The data below is to be set down exactly.

Excerpts from an interface dataset.

——————————

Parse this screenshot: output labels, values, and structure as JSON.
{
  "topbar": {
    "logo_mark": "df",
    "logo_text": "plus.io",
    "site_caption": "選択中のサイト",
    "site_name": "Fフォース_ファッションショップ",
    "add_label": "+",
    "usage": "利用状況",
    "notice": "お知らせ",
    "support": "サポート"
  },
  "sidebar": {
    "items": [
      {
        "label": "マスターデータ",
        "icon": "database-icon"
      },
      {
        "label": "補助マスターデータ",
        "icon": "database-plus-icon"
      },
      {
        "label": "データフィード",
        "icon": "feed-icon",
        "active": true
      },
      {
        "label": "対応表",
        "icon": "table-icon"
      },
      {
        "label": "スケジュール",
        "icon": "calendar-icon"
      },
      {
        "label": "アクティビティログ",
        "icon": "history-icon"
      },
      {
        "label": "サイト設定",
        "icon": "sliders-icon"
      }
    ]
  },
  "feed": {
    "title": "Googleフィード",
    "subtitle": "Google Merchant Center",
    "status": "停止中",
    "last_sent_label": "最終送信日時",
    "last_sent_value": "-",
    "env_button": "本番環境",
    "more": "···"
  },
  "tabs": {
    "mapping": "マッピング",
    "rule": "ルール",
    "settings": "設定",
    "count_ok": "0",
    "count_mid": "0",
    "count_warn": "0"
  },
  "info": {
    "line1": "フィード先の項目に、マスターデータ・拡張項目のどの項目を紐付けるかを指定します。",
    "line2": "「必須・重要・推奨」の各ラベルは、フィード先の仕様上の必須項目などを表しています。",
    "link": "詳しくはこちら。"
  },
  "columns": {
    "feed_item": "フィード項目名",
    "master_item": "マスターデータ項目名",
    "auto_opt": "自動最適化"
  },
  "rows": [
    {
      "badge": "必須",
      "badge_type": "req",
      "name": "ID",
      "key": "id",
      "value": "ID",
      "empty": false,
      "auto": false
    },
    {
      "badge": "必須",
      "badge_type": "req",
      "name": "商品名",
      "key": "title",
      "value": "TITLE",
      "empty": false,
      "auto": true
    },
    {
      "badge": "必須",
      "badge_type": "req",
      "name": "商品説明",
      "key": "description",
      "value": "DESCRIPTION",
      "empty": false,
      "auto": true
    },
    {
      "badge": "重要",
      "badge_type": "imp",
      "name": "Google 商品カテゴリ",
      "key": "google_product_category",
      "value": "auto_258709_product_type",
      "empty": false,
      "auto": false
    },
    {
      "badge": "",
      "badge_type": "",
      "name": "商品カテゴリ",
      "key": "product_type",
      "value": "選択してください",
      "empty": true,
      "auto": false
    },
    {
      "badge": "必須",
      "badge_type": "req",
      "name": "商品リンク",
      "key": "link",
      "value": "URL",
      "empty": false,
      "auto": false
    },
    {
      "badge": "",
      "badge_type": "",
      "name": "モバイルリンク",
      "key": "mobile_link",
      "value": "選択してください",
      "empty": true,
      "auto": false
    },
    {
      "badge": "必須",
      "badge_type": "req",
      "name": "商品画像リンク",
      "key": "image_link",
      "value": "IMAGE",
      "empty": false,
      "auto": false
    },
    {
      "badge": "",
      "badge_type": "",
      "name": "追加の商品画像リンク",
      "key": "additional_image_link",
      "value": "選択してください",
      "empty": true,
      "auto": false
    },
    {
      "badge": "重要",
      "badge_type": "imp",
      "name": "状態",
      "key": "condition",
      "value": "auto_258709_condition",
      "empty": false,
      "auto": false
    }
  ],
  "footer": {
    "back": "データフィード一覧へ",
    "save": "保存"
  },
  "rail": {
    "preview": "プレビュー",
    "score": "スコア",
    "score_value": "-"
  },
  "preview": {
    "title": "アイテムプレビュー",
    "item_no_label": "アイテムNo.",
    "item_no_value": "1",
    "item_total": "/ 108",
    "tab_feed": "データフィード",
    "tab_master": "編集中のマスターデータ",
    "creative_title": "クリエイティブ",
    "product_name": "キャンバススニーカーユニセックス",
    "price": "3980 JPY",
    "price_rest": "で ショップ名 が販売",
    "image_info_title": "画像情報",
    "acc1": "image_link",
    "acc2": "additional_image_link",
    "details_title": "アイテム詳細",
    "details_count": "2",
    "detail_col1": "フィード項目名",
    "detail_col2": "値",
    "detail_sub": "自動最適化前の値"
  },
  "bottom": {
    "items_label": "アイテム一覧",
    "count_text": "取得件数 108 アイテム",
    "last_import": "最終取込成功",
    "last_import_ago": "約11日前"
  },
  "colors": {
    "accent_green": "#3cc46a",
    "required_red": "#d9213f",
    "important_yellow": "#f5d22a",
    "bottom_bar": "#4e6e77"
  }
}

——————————

Result for this exercise.
Parse this screenshot: output labels, values, and structure as JSON.
{
  "topbar": {
    "logo_mark": "df",
    "logo_text": "plus.io",
    "site_caption": "選択中のサイト",
    "site_name": "Fフォース_ファッションショップ",
    "add_label": "+",
    "usage": "利用状況",
    "notice": "お知らせ",
    "support": "サポート"
  },
  "sidebar": {
    "items": [
      {
        "label": "マスターデータ",
        "icon": "database-icon"
      },
      {
        "label": "補助マスターデータ",
        "icon": "database-plus-icon"
      },
      {
        "label": "データフィード",
        "icon": "feed-icon",
        "active": true
      },
      {
        "label": "対応表",
        "icon": "table-icon"
      },
      {
        "label": "スケジュール",
        "icon": "calendar-icon"
      },
      {
        "label": "アクティビティログ",
        "icon": "history-icon"
      },
      {
        "label": "サイト設定",
        "icon": "sliders-icon"
      }
    ]
  },
  "feed": {
    "title": "Googleフィード",
    "subtitle": "Google Merchant Center",
    "status": "停止中",
    "last_sent_label": "最終送信日時",
    "last_sent_value": "-",
    "env_button": "本番環境",
    "more": "···"
  },
  "tabs": {
    "mapping": "マッピング",
    "rule": "ルール",
    "settings": "設定",
    "count_ok": "0",
    "count_mid": "0",
    "count_warn": "0"
  },
  "info": {
    "line1": "フィード先の項目に、マスターデータ・拡張項目のどの項目を紐付けるかを指定します。",
    "line2": "「必須・重要・推奨」の各ラベルは、フィード先の仕様上の必須項目などを表しています。",
    "link": "詳しくはこちら。"
  },
  "columns": {
    "feed_item": "フィード項目名",
    "master_item": "マスターデータ項目名",
    "auto_opt": "自動最適化"
  },
  "rows": [
    {
      "badge": "必須",
      "badge_type": "req",
      "name": "ID",
      "key": "id",
      "value": "ID",
      "empty": false,
      "auto": false
    },
    {
      "badge": "必須",
      "badge_type": "req",
      "name": "商品名",
      "key": "title",
      "value": "TITLE",
      "empty": false,
      "auto": true
    },
    {
      "badge": "必須",
      "badge_type": "req",
      "name": "商品説明",
      "key": "description",
      "value": "DESCRIPTION",
      "empty": false,
      "auto": true
    },
    {
      "badge": "重要",
      "badge_type": "imp",
      "name": "Google 商品カテゴリ",
      "key": "google_product_category",
      "value": "auto_258709_product_type",
      "empty": false,
      "auto": false
    },
    {
      "badge": "",
      "badge_type": "",
      "name": "商品カテゴリ",
      "key": "product_type",
      "value": "選択してください",
      "empty": true,
      "auto": false
    },
    {
      "badge": "必須",
      "badge_type": "req",
      "name": "商品リンク",
      "key": "link",
      "value": "URL",
      "empty": false,
      "auto": false
    },
    {
      "badge": "",
      "badge_type": "",
      "name": "モバイルリンク",
      "key": "mobile_link",
      "value": "選択してください",
      "empty": true,
      "auto": false
    },
    {
      "badge": "必須",
      "badge_type": "req",
      "name": "商品画像リンク",
      "key": "image_link",
      "value": "IMAGE",
      "empty": false,
      "auto": false
    },
    {
      "badge": "",
      "badge_type": "",
      "name": "追加の商品画像リンク",
      "key": "additional_image_link",
      "value": "選択してください",
      "empty": true,
      "auto": false
    },
    {
      "badge": "重要",
      "badge_type": "imp",
      "name": "状態",
      "key": "condition",
      "value": "auto_258709_condition",
      "empty": false,
      "auto": false
    }
  ],
  "footer": {
    "back": "データフィード一覧へ",
    "save": "保存"
  },
  "rail": {
    "preview": "プレビュー",
    "score": "スコア",
    "score_value": "-"
  },
  "preview": {
    "title": "アイテムプレビュー",
    "item_no_label": "アイテムNo.",
    "item_no_value": "1",
    "item_total": "/ 108",
    "tab_feed": "データフィード",
    "tab_master": "編集中のマスターデータ",
    "creative_title": "クリエイティブ",
    "product_name": "キャンバススニーカーユニセックス",
    "price": "3980 JPY",
    "price_rest": "で ショップ名 が販売",
    "image_info_title": "画像情報",
    "acc1": "image_link",
    "acc2": "additional_image_link",
    "details_title": "アイテム詳細",
    "details_count": "2",
    "detail_col1": "フィード項目名",
    "detail_col2": "値",
    "detail_sub": "自動最適化前の値"
  },
  "bottom": {
    "items_label": "アイテム一覧",
    "count_text": "取得件数 108 アイテム",
    "last_import": "最終取込成功",
    "last_import_ago": "約11日前"
  },
  "colors": {
    "accent_green": "#3cc46a",
    "required_red": "#d9213f",
    "important_yellow": "#f5d22a",
    "bottom_bar": "#4e6e77"
  }
}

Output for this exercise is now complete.